"This is a major publishing event, absolutely," said Leon F. Litwack, a Pulitzer Prize-winning professor of American history at the University of California, Berkeley. "What we're dealing with is a field that became a field only since the 1960's, in the sense of being an academic field with textbooks. It was consistent with a conception of history that defined black people out of American identity."
Mr. Litwack recalled visiting New York's Schomburg Center for Research in Black Culture in the 1950's and finding it nearly empty, though now places like it are much used. Mr. Litwack also asks his students to sift through major oral history archives, like those at Duke and Southern Mississippi University, to keep up with all the new research.

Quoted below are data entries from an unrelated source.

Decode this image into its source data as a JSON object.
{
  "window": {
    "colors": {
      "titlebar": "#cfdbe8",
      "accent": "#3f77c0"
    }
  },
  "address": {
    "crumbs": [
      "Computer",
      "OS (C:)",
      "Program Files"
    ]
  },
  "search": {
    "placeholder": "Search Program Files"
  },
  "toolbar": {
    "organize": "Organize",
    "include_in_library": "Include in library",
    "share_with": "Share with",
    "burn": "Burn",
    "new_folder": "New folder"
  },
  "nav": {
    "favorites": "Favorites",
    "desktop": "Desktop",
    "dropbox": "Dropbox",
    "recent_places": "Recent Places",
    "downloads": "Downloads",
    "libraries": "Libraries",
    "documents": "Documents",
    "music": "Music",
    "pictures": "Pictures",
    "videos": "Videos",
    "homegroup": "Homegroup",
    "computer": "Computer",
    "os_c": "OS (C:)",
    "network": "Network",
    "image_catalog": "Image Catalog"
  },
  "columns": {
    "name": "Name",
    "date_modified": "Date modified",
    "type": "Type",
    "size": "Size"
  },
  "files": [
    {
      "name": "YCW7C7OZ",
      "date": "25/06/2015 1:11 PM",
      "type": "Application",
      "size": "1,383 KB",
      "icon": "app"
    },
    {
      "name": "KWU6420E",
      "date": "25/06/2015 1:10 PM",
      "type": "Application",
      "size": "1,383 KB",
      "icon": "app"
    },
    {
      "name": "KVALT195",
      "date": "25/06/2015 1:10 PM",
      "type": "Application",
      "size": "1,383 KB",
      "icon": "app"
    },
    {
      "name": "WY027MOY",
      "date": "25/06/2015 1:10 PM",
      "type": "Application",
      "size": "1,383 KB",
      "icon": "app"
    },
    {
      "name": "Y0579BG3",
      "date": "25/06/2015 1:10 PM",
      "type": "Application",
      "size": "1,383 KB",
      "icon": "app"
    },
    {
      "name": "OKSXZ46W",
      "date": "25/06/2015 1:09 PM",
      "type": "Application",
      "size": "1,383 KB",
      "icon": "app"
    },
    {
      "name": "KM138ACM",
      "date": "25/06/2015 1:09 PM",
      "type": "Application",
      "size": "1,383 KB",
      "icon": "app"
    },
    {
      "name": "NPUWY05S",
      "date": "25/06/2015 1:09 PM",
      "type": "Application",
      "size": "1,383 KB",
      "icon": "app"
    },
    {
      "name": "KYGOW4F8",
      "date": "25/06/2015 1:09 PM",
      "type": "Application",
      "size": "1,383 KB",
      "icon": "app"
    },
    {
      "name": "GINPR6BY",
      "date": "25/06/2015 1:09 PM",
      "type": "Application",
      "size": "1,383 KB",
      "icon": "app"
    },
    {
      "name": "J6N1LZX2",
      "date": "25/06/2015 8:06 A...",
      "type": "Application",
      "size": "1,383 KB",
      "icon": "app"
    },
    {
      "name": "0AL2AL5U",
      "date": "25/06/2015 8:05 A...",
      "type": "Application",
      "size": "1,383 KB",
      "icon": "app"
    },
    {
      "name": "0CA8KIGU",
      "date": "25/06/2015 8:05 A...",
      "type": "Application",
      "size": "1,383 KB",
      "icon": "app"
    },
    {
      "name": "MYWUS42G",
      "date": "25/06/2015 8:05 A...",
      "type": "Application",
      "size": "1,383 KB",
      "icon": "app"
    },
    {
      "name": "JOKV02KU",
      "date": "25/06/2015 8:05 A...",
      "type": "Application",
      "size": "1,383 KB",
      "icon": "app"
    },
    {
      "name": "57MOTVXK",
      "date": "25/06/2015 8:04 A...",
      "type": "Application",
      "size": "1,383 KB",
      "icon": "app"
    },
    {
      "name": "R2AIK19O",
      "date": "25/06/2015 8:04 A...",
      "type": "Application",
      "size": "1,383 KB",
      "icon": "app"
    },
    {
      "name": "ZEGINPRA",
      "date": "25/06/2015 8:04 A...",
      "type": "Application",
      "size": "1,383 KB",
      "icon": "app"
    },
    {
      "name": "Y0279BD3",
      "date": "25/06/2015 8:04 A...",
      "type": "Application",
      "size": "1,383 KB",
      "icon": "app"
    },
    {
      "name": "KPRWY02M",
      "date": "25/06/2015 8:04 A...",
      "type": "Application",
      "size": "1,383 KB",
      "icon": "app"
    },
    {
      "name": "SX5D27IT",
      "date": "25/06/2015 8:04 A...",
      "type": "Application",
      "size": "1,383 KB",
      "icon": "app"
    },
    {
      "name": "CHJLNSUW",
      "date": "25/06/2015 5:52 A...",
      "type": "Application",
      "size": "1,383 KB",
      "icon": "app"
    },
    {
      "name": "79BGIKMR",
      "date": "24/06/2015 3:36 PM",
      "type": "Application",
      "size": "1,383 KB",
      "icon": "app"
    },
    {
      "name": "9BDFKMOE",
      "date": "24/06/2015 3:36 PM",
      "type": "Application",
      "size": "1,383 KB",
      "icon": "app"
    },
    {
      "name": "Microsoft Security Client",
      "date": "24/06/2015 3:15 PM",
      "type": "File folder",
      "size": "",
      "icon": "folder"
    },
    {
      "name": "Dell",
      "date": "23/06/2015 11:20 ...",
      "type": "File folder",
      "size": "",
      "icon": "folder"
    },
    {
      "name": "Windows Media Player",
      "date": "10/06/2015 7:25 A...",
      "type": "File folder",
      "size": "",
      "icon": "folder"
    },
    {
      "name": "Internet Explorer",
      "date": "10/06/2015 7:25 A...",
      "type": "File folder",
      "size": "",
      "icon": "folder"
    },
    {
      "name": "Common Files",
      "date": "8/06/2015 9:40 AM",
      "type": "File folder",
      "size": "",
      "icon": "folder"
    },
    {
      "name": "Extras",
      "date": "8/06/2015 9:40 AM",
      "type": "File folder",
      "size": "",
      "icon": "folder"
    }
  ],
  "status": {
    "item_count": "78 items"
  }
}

Mr. Gates said he and Ms. Higginbotham had sold Oxford on the idea of a separate African-American biography project because the documenting of black history is virtually in its infancy. And as racial barriers continue to fall, many significant black achievers are still living, people like the Black Entertainment Television founder Robert L. Johnson, Secretary of State Colin Powell and the media giant Oprah Winfrey, Mr. Gates said. Some of the more important entries will eventually end up in the "American National Biography."
What the impact will be is an open question. John McWhorter, a senior fellow at the conservative Manhattan Institute and the author of "Authentically Black: Essays for the Black Silent Majority" (Gotham Books, 2003), wonders what effect inspiring or even tragic African-American stories from the past have on blacks today.
"I think that in our times there's an unfortunate tendency for many African-Americans to see the most urgent part of our history as the tragedies," he said. "I worry that in our current climate stories about Benjamin Banneker and Mary McLeod Bethune cannot be inspiring," he said, referring to the 18th-century African-American mathematician and the 19th-century black educator, "when so often we're told that the 'blackest person' is 50 Cent."